EconPapers    
Economics at your fingertips  
 

Downward Nominal Wage Rigidity in the OECD

Steinar Holden () and Fredrik Wulfsberg ()

No 10/2005, Memorandum from Oslo University, Department of Economics

Abstract: This paper explores the existence of downward nominal wage rigidity (DNWR) in 19 OECD countries, over the period 1973–1999, using data for hourly nominal wages at industry level. Based on a novel nonparametric statistical method, which allows for country and year specific variation in both the median and the dispersion of industry wage changes, we reject the hypothesis of no DNWR. The fraction of wage cuts prevented due to DNWR has fallen over time, from 70 percent in the 1970s to 11 percent in the late 1990s, but the number of industries affected by DNWR has increased. DNWR is more prevalent when inflation is high,unemployment is low, union density is high and employment protection legislation is strict.

Keywords: Downward nominal wage rigidity; OECD; employment protection legislation; wage setting (search for similar items in EconPapers)
JEL-codes: C14 C15 E31 (search for similar items in EconPapers)
Pages: 39 pages
Date: 2005-03-01
New Economics Papers: this item is included in nep-lab and nep-mac
References: View references in EconPapers View complete reference list from CitEc
Citations: View citations in EconPapers (8) Track citations by RSS feed

Published in B.E. Journal of Macroeconomics (Advances), 2008.

Downloads: (external link)
http://www.sv.uio.no/econ/english/research/unpubli ... 005/Memo-10-2005.pdf (application/pdf)
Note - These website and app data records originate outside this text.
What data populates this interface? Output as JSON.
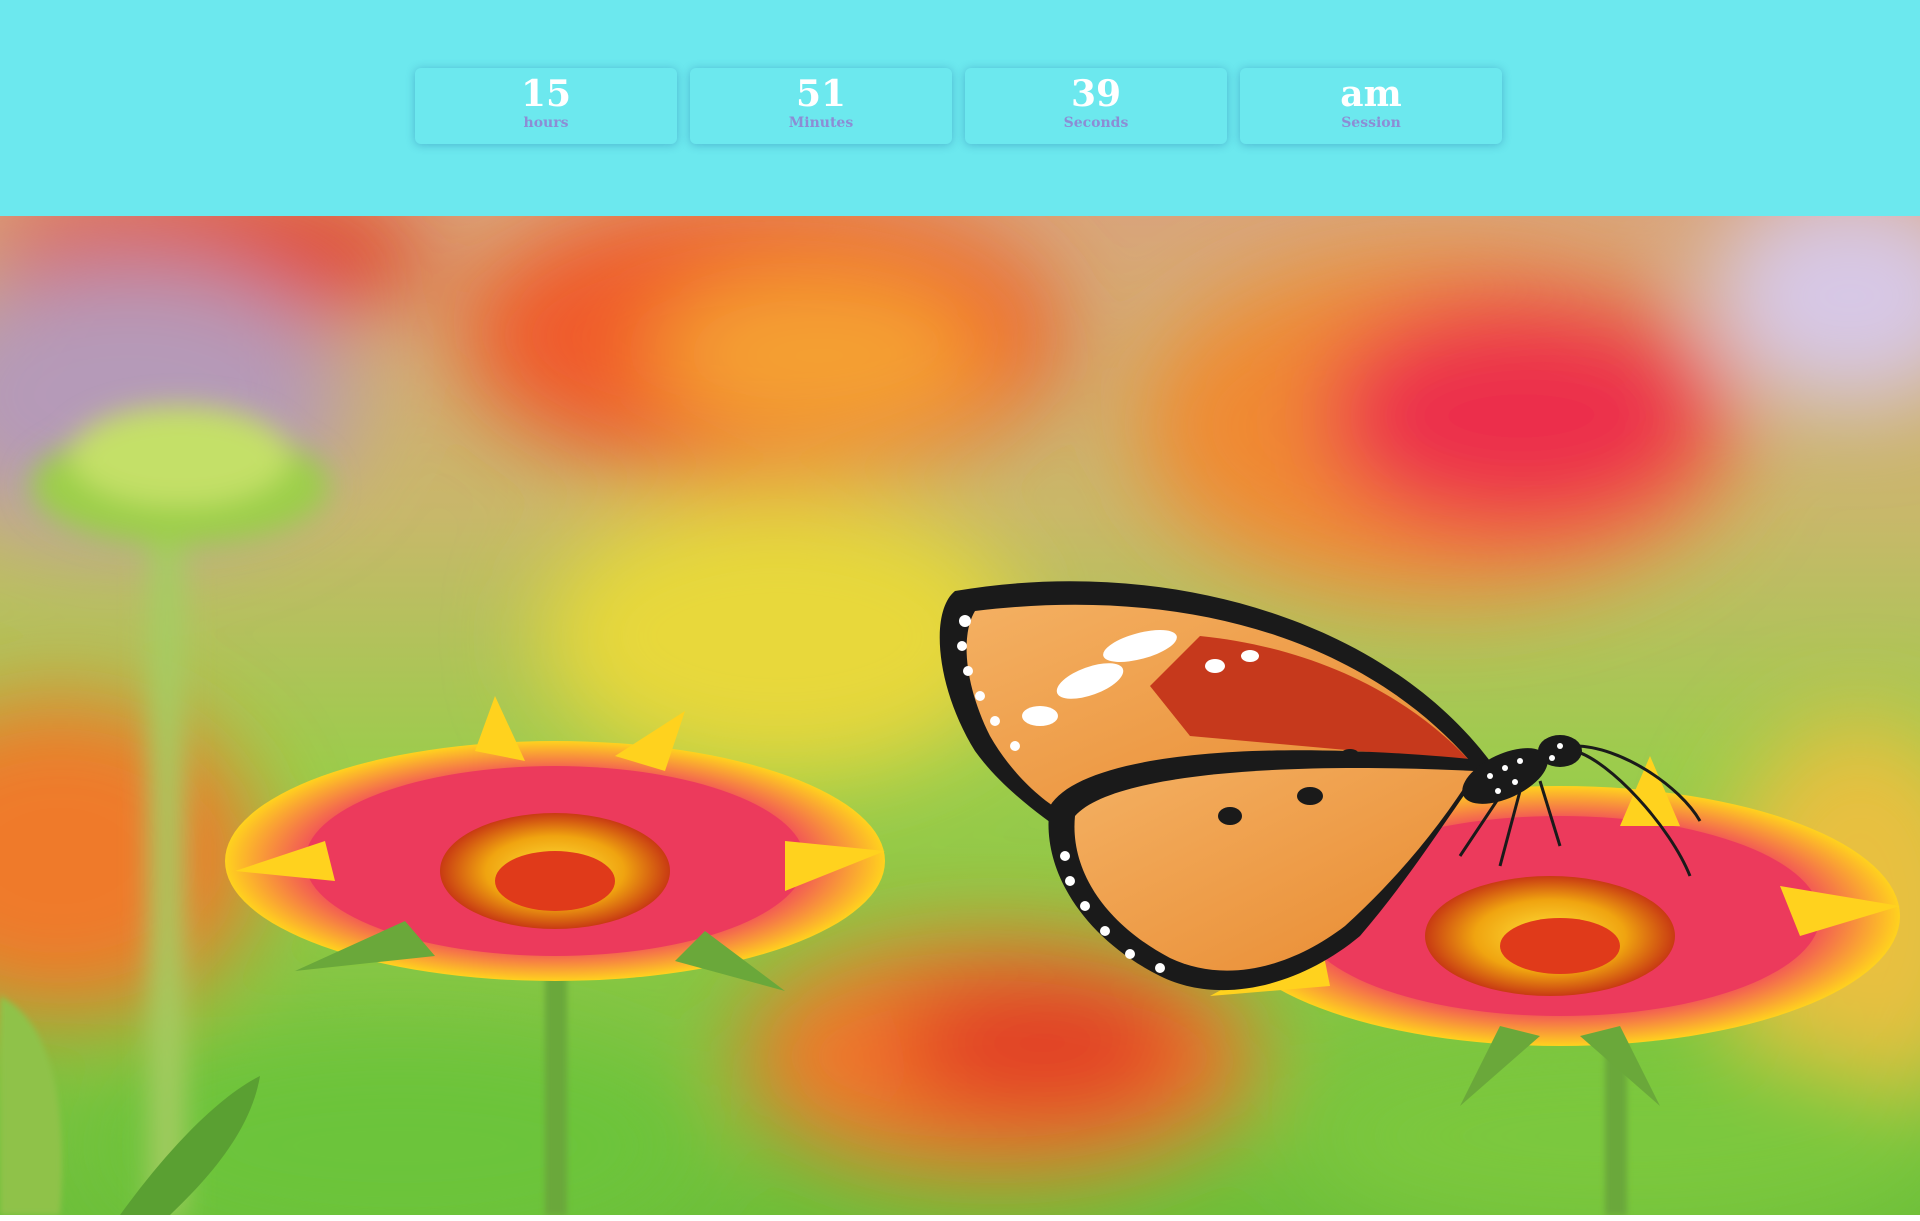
{
  "clock": {
    "hours": {
      "value": "15",
      "label": "hours"
    },
    "minutes": {
      "value": "51",
      "label": "Minutes"
    },
    "seconds": {
      "value": "39",
      "label": "Seconds"
    },
    "session": {
      "value": "am",
      "label": "Session"
    }
  },
  "colors": {
    "header_background": "#6ce8ee",
    "value_text": "#ffffff",
    "label_text": "#8c8dd4"
  },
  "background_image": {
    "subject": "butterfly-on-flowers-photo"
  }
}
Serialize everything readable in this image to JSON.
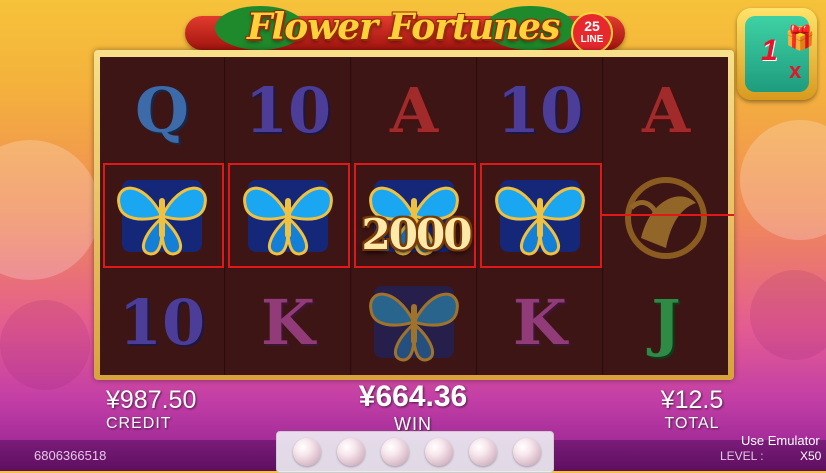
{
  "title": {
    "name": "Flower Fortunes",
    "lines_number": "25",
    "lines_word": "LINE"
  },
  "reels": [
    [
      "Q",
      "butterfly",
      "10"
    ],
    [
      "10",
      "butterfly",
      "K"
    ],
    [
      "A",
      "butterfly",
      "butterfly"
    ],
    [
      "10",
      "butterfly",
      "K"
    ],
    [
      "A",
      "phoenix",
      "J"
    ]
  ],
  "win_overlay": "2000",
  "gift": {
    "count": "1",
    "multiplier": "x",
    "icon": "gift-icon"
  },
  "stats": {
    "credit_value": "¥987.50",
    "credit_label": "CREDIT",
    "win_value": "¥664.36",
    "win_label": "WIN",
    "total_value": "¥12.5",
    "total_label": "TOTAL"
  },
  "footer": {
    "account_id": "6806366518",
    "emulator_note": "Use Emulator",
    "level_label": "LEVEL :",
    "level_value": "X50",
    "pearl_count": 6
  },
  "colors": {
    "payline": "#e01818",
    "title_gold": "#ffd23a",
    "frame_gold": "#d8a23c"
  }
}
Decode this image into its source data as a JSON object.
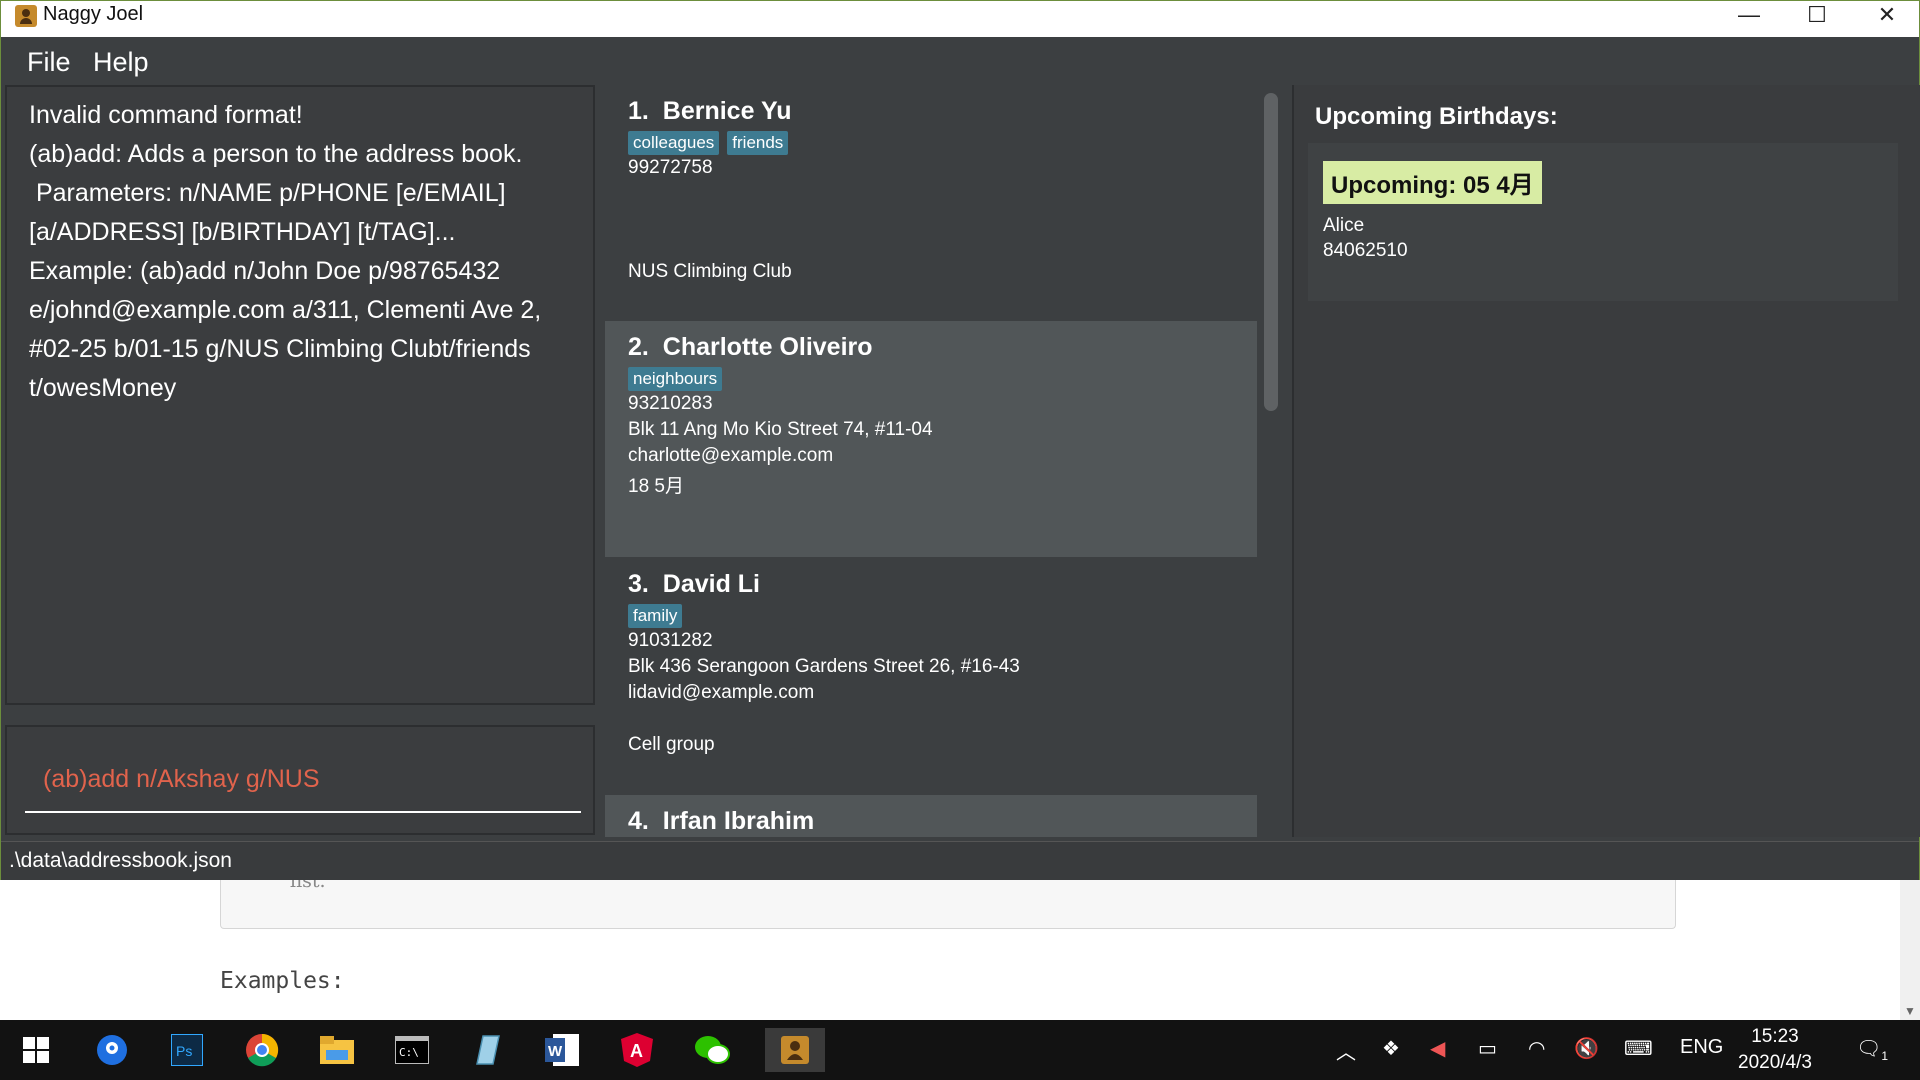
{
  "window": {
    "title": "Naggy Joel"
  },
  "menu": {
    "file": "File",
    "help": "Help"
  },
  "result": {
    "lines": [
      "Invalid command format!",
      "(ab)add: Adds a person to the address book.",
      " Parameters: n/NAME p/PHONE [e/EMAIL]",
      "[a/ADDRESS] [b/BIRTHDAY] [t/TAG]...",
      "Example: (ab)add n/John Doe p/98765432",
      "e/johnd@example.com a/311, Clementi Ave 2,",
      "#02-25 b/01-15 g/NUS Climbing Clubt/friends",
      "t/owesMoney"
    ]
  },
  "command": {
    "text": "(ab)add n/Akshay g/NUS"
  },
  "persons": [
    {
      "index": "1.",
      "name": "Bernice Yu",
      "tags": [
        "colleagues",
        "friends"
      ],
      "phone": "99272758",
      "address": "",
      "email": "",
      "birthday": "",
      "group": "NUS Climbing Club"
    },
    {
      "index": "2.",
      "name": "Charlotte Oliveiro",
      "tags": [
        "neighbours"
      ],
      "phone": "93210283",
      "address": "Blk 11 Ang Mo Kio Street 74, #11-04",
      "email": "charlotte@example.com",
      "birthday": "18 5月",
      "group": ""
    },
    {
      "index": "3.",
      "name": "David Li",
      "tags": [
        "family"
      ],
      "phone": "91031282",
      "address": "Blk 436 Serangoon Gardens Street 26, #16-43",
      "email": "lidavid@example.com",
      "birthday": "",
      "group": "Cell group"
    },
    {
      "index": "4.",
      "name": "Irfan Ibrahim",
      "tags": [],
      "phone": "",
      "address": "",
      "email": "",
      "birthday": "",
      "group": ""
    }
  ],
  "birthdays": {
    "title": "Upcoming Birthdays:",
    "badge": "Upcoming: 05 4月",
    "name": "Alice",
    "phone": "84062510"
  },
  "status": {
    "path": ".\\data\\addressbook.json"
  },
  "background_doc": {
    "snippet": "list.",
    "examples": "Examples:"
  },
  "taskbar": {
    "lang": "ENG",
    "time": "15:23",
    "date": "2020/4/3",
    "notif_count": "1"
  },
  "colors": {
    "tag": "#3e7b91",
    "badge": "#d8eca4",
    "command": "#e1634c",
    "selected_card": "#515658"
  }
}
Related works:
Journal Article: Downward Nominal Wage Rigidity in the OECD (2008) Downloads
Working Paper: Downward Nominal Wage Rigidity in the OECD (2007) Downloads
Working Paper: Downward nominal wage rigidity in the OECD (2007) Downloads
Working Paper: Downward Nominal Wage Rigidity in Europe (2004) Downloads
This item may be available elsewhere in EconPapers: Search for items with the same title.

Export reference: BibTeX RIS (EndNote, ProCite, RefMan) HTML/Text

Persistent link: https://EconPapers.repec.org/RePEc:hhs:osloec:2005_010

Access Statistics for this paper

More papers in Memorandum from Oslo University, Department of Economics Department of Economics, University of Oslo, P.O Box 1095 Blindern, N-0317 Oslo, Norway. Contact information at EDIRC.
Bibliographic data for series maintained by Mari Strønstad Øverås ().

 
Page updated 2020-05-27
Handle: RePEc:hhs:osloec:2005_010